Source material
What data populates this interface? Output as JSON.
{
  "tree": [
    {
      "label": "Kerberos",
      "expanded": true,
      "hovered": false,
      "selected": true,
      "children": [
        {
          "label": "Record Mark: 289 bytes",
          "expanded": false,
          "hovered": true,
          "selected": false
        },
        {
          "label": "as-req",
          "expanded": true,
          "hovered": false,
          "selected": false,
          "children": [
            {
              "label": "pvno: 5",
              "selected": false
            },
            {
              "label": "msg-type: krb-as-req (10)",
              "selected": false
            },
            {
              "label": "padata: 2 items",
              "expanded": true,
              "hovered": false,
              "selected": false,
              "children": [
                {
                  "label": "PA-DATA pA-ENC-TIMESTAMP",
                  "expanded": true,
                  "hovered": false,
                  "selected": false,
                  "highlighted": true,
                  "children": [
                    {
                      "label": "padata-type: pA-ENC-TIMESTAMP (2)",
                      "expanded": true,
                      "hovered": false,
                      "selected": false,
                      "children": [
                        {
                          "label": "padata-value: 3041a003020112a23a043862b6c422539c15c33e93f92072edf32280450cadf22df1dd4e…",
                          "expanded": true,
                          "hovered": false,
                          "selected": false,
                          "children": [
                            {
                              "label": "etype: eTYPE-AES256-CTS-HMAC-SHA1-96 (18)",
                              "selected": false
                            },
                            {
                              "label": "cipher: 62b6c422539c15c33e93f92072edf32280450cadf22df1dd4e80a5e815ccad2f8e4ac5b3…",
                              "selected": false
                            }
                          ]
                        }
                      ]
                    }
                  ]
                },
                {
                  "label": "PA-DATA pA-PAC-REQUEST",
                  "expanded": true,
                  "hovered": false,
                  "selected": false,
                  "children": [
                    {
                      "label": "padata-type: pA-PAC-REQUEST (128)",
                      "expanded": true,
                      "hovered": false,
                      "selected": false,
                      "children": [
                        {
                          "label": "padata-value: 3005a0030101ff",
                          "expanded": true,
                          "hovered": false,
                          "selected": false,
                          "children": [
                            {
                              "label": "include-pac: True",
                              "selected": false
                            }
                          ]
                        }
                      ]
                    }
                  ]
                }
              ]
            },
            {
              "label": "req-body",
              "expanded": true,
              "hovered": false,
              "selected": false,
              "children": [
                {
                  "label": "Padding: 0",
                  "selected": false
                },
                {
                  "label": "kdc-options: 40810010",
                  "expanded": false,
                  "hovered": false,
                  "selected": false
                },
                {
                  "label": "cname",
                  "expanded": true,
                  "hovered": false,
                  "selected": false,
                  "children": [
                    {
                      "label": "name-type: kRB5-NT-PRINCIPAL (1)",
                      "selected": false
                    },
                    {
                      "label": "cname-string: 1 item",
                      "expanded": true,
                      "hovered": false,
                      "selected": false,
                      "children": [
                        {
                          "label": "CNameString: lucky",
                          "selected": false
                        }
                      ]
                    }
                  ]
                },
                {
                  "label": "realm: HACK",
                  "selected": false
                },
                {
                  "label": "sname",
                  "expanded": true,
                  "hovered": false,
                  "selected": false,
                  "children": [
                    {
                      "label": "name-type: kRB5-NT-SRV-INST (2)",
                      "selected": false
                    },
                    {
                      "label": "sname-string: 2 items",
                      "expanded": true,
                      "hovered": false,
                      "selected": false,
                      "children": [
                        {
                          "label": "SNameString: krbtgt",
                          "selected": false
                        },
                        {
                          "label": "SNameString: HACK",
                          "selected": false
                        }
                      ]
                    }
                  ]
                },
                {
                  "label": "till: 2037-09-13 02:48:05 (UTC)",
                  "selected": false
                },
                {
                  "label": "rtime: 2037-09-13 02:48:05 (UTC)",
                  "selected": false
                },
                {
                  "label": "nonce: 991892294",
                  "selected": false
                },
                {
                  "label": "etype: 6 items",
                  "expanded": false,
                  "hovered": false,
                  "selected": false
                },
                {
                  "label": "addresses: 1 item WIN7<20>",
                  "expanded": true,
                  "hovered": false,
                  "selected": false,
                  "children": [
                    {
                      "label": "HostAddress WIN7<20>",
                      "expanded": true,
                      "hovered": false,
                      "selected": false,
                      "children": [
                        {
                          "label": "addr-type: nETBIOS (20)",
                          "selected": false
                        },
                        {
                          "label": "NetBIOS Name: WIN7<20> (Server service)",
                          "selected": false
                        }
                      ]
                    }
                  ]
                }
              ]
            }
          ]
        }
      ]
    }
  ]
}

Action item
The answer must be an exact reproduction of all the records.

Task output
What data populates this interface? Output as JSON.
{
  "tree": [
    {
      "label": "Kerberos",
      "expanded": true,
      "hovered": false,
      "selected": true,
      "children": [
        {
          "label": "Record Mark: 289 bytes",
          "expanded": false,
          "hovered": true,
          "selected": false
        },
        {
          "label": "as-req",
          "expanded": true,
          "hovered": false,
          "selected": false,
          "children": [
            {
              "label": "pvno: 5",
              "selected": false
            },
            {
              "label": "msg-type: krb-as-req (10)",
              "selected": false
            },
            {
              "label": "padata: 2 items",
              "expanded": true,
              "hovered": false,
              "selected": false,
              "children": [
                {
                  "label": "PA-DATA pA-ENC-TIMESTAMP",
                  "expanded": true,
                  "hovered": false,
                  "selected": false,
                  "highlighted": true,
                  "children": [
                    {
                      "label": "padata-type: pA-ENC-TIMESTAMP (2)",
                      "expanded": true,
                      "hovered": false,
                      "selected": false,
                      "children": [
                        {
                          "label": "padata-value: 3041a003020112a23a043862b6c422539c15c33e93f92072edf32280450cadf22df1dd4e…",
                          "expanded": true,
                          "hovered": false,
                          "selected": false,
                          "children": [
                            {
                              "label": "etype: eTYPE-AES256-CTS-HMAC-SHA1-96 (18)",
                              "selected": false
                            },
                            {
                              "label": "cipher: 62b6c422539c15c33e93f92072edf32280450cadf22df1dd4e80a5e815ccad2f8e4ac5b3…",
                              "selected": false
                            }
                          ]
                        }
                      ]
                    }
                  ]
                },
                {
                  "label": "PA-DATA pA-PAC-REQUEST",
                  "expanded": true,
                  "hovered": false,
                  "selected": false,
                  "children": [
                    {
                      "label": "padata-type: pA-PAC-REQUEST (128)",
                      "expanded": true,
                      "hovered": false,
                      "selected": false,
                      "children": [
                        {
                          "label": "padata-value: 3005a0030101ff",
                          "expanded": true,
                          "hovered": false,
                          "selected": false,
                          "children": [
                            {
                              "label": "include-pac: True",
                              "selected": false
                            }
                          ]
                        }
                      ]
                    }
                  ]
                }
              ]
            },
            {
              "label": "req-body",
              "expanded": true,
              "hovered": false,
              "selected": false,
              "children": [
                {
                  "label": "Padding: 0",
                  "selected": false
                },
                {
                  "label": "kdc-options: 40810010",
                  "expanded": false,
                  "hovered": false,
                  "selected": false
                },
                {
                  "label": "cname",
                  "expanded": true,
                  "hovered": false,
                  "selected": false,
                  "children": [
                    {
                      "label": "name-type: kRB5-NT-PRINCIPAL (1)",
                      "selected": false
                    },
                    {
                      "label": "cname-string: 1 item",
                      "expanded": true,
                      "hovered": false,
                      "selected": false,
                      "children": [
                        {
                          "label": "CNameString: lucky",
                          "selected": false
                        }
                      ]
                    }
                  ]
                },
                {
                  "label": "realm: HACK",
                  "selected": false
                },
                {
                  "label": "sname",
                  "expanded": true,
                  "hovered": false,
                  "selected": false,
                  "children": [
                    {
                      "label": "name-type: kRB5-NT-SRV-INST (2)",
                      "selected": false
                    },
                    {
                      "label": "sname-string: 2 items",
                      "expanded": true,
                      "hovered": false,
                      "selected": false,
                      "children": [
                        {
                          "label": "SNameString: krbtgt",
                          "selected": false
                        },
                        {
                          "label": "SNameString: HACK",
                          "selected": false
                        }
                      ]
                    }
                  ]
                },
                {
                  "label": "till: 2037-09-13 02:48:05 (UTC)",
                  "selected": false
                },
                {
                  "label": "rtime: 2037-09-13 02:48:05 (UTC)",
                  "selected": false
                },
                {
                  "label": "nonce: 991892294",
                  "selected": false
                },
                {
                  "label": "etype: 6 items",
                  "expanded": false,
                  "hovered": false,
                  "selected": false
                },
                {
                  "label": "addresses: 1 item WIN7<20>",
                  "expanded": true,
                  "hovered": false,
                  "selected": false,
                  "children": [
                    {
                      "label": "HostAddress WIN7<20>",
                      "expanded": true,
                      "hovered": false,
                      "selected": false,
                      "children": [
                        {
                          "label": "addr-type: nETBIOS (20)",
                          "selected": false
                        },
                        {
                          "label": "NetBIOS Name: WIN7<20> (Server service)",
                          "selected": false
                        }
                      ]
                    }
                  ]
                }
              ]
            }
          ]
        }
      ]
    }
  ]
}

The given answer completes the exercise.